[Items from a data source]

========

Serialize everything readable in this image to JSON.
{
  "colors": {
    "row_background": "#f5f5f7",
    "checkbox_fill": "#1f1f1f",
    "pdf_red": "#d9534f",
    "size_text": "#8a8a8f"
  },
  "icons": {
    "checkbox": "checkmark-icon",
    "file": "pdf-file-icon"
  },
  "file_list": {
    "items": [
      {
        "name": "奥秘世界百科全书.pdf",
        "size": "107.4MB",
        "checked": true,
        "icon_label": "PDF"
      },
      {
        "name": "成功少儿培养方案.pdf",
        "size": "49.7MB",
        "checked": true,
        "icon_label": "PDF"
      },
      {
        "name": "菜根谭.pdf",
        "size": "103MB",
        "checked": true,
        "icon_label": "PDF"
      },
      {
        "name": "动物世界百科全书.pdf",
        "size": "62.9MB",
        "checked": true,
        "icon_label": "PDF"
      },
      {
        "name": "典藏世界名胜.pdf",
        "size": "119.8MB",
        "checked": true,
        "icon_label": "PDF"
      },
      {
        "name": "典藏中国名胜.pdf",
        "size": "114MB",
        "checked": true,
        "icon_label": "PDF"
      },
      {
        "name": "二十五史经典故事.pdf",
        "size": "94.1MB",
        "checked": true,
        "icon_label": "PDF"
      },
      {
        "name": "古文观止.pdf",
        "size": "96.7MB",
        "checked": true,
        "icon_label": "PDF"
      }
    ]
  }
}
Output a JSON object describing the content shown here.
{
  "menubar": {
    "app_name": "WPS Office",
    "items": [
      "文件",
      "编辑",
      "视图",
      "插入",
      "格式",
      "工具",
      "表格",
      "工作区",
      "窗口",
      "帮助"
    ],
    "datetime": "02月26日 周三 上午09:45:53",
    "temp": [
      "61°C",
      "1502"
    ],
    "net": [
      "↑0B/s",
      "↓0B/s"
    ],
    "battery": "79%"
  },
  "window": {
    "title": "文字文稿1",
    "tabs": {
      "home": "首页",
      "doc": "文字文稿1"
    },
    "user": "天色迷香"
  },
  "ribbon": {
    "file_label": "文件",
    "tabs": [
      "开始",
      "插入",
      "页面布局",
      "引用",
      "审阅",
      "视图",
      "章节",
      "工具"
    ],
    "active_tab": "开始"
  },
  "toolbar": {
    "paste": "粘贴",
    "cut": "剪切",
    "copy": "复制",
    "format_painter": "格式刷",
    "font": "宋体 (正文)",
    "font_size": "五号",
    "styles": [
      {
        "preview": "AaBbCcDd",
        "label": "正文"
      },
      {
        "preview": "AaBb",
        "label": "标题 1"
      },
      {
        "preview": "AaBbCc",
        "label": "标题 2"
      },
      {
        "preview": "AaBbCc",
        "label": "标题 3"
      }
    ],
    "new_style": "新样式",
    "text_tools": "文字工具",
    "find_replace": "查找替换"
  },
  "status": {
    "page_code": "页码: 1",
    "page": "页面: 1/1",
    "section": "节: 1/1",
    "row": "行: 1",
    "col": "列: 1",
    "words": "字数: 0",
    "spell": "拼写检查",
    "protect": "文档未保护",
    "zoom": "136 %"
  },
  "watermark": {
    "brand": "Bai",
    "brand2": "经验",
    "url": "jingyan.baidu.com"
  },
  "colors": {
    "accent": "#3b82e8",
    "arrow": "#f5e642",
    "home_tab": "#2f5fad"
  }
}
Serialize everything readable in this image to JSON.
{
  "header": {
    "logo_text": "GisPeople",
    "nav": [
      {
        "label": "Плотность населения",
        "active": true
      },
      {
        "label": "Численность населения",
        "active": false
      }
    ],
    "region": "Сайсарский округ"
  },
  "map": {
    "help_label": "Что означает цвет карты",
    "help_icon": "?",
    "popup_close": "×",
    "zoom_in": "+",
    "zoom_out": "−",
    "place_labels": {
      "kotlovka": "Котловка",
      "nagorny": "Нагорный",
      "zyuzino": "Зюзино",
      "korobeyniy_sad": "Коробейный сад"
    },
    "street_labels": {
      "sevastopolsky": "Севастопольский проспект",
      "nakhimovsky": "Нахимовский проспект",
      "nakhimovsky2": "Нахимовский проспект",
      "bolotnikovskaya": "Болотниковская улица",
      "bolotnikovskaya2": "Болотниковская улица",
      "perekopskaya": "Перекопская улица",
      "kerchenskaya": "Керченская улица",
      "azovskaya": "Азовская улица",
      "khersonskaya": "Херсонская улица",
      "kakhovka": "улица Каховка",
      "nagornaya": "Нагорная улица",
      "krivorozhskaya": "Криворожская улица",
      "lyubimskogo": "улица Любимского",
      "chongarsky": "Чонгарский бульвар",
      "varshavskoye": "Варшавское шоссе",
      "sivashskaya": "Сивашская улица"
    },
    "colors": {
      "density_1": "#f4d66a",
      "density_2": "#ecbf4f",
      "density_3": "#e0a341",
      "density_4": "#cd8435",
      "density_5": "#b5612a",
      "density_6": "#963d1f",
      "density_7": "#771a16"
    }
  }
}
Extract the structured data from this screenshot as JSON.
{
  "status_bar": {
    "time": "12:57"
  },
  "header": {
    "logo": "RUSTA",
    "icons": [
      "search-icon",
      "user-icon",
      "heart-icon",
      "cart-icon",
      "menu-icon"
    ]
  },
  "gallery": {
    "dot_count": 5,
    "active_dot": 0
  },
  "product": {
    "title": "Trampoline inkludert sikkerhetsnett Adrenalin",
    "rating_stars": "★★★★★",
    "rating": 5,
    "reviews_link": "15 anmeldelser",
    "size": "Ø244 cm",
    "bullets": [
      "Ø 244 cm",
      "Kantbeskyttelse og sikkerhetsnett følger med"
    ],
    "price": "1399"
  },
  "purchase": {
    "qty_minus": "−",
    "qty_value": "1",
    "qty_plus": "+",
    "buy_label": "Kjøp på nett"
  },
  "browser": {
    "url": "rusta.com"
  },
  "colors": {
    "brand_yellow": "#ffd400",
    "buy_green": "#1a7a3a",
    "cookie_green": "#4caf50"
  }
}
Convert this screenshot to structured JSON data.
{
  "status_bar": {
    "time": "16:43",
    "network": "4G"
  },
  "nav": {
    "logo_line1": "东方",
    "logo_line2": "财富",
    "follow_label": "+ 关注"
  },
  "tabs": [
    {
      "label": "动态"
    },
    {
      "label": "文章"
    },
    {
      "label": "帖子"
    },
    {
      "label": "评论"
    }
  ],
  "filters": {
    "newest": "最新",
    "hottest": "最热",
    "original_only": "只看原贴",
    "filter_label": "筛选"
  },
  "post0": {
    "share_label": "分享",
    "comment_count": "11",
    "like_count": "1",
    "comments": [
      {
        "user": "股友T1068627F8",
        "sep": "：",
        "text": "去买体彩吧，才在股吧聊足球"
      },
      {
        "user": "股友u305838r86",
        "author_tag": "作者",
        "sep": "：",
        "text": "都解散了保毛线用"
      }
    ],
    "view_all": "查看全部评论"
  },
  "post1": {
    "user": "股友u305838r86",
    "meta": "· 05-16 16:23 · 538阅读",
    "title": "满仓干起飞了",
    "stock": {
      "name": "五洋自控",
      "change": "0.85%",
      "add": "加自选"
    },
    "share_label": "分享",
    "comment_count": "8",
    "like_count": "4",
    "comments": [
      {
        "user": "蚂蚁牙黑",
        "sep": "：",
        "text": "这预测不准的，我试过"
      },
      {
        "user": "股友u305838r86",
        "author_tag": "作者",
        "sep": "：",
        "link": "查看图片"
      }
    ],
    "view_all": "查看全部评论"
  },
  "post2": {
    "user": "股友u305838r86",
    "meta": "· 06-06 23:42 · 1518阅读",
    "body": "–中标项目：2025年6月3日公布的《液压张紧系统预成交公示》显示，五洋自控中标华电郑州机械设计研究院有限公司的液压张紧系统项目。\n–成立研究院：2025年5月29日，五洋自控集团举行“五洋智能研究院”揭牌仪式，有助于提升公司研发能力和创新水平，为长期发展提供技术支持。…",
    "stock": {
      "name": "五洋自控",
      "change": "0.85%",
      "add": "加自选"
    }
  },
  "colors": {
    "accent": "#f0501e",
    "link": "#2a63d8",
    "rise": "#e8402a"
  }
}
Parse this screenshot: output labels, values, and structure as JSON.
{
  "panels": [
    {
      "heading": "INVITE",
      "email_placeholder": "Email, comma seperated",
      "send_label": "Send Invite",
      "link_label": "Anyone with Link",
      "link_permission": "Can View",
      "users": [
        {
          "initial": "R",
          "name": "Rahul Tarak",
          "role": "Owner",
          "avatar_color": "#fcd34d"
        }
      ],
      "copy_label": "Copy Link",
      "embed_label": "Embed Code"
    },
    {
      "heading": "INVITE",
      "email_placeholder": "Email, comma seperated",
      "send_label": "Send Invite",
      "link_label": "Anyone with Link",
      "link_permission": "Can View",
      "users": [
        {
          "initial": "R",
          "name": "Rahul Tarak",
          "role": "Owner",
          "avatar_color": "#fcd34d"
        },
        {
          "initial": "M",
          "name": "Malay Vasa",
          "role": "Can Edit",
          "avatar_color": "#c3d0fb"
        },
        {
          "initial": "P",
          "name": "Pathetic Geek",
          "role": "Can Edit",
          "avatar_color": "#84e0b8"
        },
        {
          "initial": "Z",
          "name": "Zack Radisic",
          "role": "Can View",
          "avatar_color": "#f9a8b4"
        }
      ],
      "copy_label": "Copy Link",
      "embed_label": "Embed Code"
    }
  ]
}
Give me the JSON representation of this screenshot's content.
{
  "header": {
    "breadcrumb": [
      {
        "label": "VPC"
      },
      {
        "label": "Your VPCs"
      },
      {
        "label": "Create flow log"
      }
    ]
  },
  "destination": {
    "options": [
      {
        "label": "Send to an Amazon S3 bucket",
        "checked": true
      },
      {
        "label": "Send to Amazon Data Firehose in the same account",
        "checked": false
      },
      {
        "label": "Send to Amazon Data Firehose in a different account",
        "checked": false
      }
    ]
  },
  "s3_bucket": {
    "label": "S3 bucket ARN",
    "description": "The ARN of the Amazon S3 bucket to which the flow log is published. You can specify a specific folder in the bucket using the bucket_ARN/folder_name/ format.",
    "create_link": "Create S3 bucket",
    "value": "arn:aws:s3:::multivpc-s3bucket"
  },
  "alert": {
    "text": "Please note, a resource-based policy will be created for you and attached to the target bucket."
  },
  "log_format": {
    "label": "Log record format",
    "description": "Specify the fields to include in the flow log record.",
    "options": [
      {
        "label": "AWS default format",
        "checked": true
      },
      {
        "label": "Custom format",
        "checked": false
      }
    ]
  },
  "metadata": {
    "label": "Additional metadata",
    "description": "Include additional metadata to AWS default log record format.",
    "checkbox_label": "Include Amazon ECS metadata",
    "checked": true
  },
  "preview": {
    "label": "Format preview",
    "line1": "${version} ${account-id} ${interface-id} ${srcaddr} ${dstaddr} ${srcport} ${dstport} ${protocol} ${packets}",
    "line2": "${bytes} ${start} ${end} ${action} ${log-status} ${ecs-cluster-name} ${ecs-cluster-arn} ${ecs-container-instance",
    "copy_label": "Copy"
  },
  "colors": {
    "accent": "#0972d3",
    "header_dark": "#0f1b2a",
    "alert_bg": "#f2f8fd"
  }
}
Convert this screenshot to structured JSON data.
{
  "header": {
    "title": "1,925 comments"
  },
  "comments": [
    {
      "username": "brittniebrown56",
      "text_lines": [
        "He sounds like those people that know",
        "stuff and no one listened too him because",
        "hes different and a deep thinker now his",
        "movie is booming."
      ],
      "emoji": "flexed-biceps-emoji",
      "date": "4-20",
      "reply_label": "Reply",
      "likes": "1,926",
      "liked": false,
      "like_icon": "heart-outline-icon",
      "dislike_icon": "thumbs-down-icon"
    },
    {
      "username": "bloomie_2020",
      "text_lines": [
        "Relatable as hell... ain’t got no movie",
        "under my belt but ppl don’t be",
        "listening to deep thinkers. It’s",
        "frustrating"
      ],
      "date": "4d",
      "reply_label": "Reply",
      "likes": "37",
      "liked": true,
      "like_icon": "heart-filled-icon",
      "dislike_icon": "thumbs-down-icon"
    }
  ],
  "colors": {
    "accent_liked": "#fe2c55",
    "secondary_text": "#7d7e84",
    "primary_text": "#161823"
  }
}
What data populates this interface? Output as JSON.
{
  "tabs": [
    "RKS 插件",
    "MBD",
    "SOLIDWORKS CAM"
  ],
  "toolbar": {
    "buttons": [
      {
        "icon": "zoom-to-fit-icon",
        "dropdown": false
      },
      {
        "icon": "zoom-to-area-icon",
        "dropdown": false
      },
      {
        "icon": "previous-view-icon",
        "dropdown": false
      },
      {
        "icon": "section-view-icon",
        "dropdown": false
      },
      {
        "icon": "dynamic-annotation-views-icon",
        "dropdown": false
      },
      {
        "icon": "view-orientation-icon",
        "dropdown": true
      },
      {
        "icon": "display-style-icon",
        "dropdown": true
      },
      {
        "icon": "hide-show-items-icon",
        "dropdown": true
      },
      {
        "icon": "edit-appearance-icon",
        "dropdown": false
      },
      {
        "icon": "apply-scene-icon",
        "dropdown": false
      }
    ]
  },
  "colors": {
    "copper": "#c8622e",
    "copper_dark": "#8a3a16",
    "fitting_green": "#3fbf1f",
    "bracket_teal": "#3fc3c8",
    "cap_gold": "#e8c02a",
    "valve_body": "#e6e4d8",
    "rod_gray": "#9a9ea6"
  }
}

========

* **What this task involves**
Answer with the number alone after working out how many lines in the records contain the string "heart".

* **Solution to the exercise**
3